Start of Block
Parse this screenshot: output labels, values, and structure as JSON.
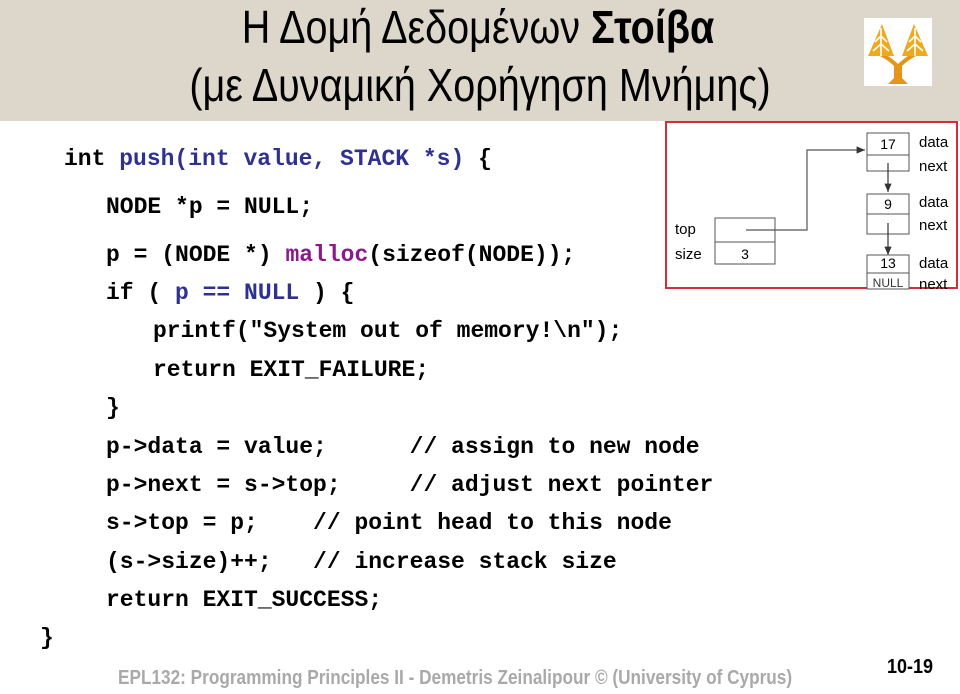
{
  "slide": {
    "title_line1_regular": "Η Δομή Δεδομένων ",
    "title_line1_bold": "Στοίβα",
    "title_line2": "(με Δυναμική Χορήγηση Μνήμης)",
    "logo_icon": "university-of-cyprus-logo-icon",
    "colors": {
      "header_bg": "#ddd7cb",
      "code_blue": "#2e3192",
      "code_purple": "#8b1a8b",
      "diagram_border": "#d32f3b",
      "footer_text": "#a9a9a9"
    }
  },
  "code": {
    "line1": {
      "kw": "int ",
      "sig": "push(int value, STACK *s)",
      "tail": " {"
    },
    "line2": "NODE *p = NULL;",
    "line3": {
      "pre": "p = (NODE *) ",
      "fn": "malloc",
      "post": "(sizeof(NODE));"
    },
    "line4": {
      "pre": "if ( ",
      "var": "p == NULL",
      "post": " ) {"
    },
    "line5": "printf(\"System out of memory!\\n\");",
    "line6": "return EXIT_FAILURE;",
    "line7": "}",
    "line8": "p->data = value;      // assign to new node",
    "line9": "p->next = s->top;     // adjust next pointer",
    "line10": "s->top = p;    // point head to this node",
    "line11": "(s->size)++;   // increase stack size",
    "line12": "return EXIT_SUCCESS;",
    "line13": "}"
  },
  "diagram": {
    "stack_labels": {
      "top": "top",
      "size": "size"
    },
    "stack_size_value": "3",
    "nodes": [
      {
        "data": "17",
        "next": ""
      },
      {
        "data": "9",
        "next": ""
      },
      {
        "data": "13",
        "next": "NULL"
      }
    ],
    "field_labels": {
      "data": "data",
      "next": "next"
    }
  },
  "footer": {
    "text": "EPL132: Programming Principles II - Demetris Zeinalipour © (University of Cyprus)",
    "slide_number": "10-19"
  }
}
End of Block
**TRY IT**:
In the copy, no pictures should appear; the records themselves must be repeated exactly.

**TASK SOLUTION**:
Parse this screenshot: output labels, values, and structure as JSON.
{
  "slide": {
    "title_line1_regular": "Η Δομή Δεδομένων ",
    "title_line1_bold": "Στοίβα",
    "title_line2": "(με Δυναμική Χορήγηση Μνήμης)",
    "logo_icon": "university-of-cyprus-logo-icon",
    "colors": {
      "header_bg": "#ddd7cb",
      "code_blue": "#2e3192",
      "code_purple": "#8b1a8b",
      "diagram_border": "#d32f3b",
      "footer_text": "#a9a9a9"
    }
  },
  "code": {
    "line1": {
      "kw": "int ",
      "sig": "push(int value, STACK *s)",
      "tail": " {"
    },
    "line2": "NODE *p = NULL;",
    "line3": {
      "pre": "p = (NODE *) ",
      "fn": "malloc",
      "post": "(sizeof(NODE));"
    },
    "line4": {
      "pre": "if ( ",
      "var": "p == NULL",
      "post": " ) {"
    },
    "line5": "printf(\"System out of memory!\\n\");",
    "line6": "return EXIT_FAILURE;",
    "line7": "}",
    "line8": "p->data = value;      // assign to new node",
    "line9": "p->next = s->top;     // adjust next pointer",
    "line10": "s->top = p;    // point head to this node",
    "line11": "(s->size)++;   // increase stack size",
    "line12": "return EXIT_SUCCESS;",
    "line13": "}"
  },
  "diagram": {
    "stack_labels": {
      "top": "top",
      "size": "size"
    },
    "stack_size_value": "3",
    "nodes": [
      {
        "data": "17",
        "next": ""
      },
      {
        "data": "9",
        "next": ""
      },
      {
        "data": "13",
        "next": "NULL"
      }
    ],
    "field_labels": {
      "data": "data",
      "next": "next"
    }
  },
  "footer": {
    "text": "EPL132: Programming Principles II - Demetris Zeinalipour © (University of Cyprus)",
    "slide_number": "10-19"
  }
}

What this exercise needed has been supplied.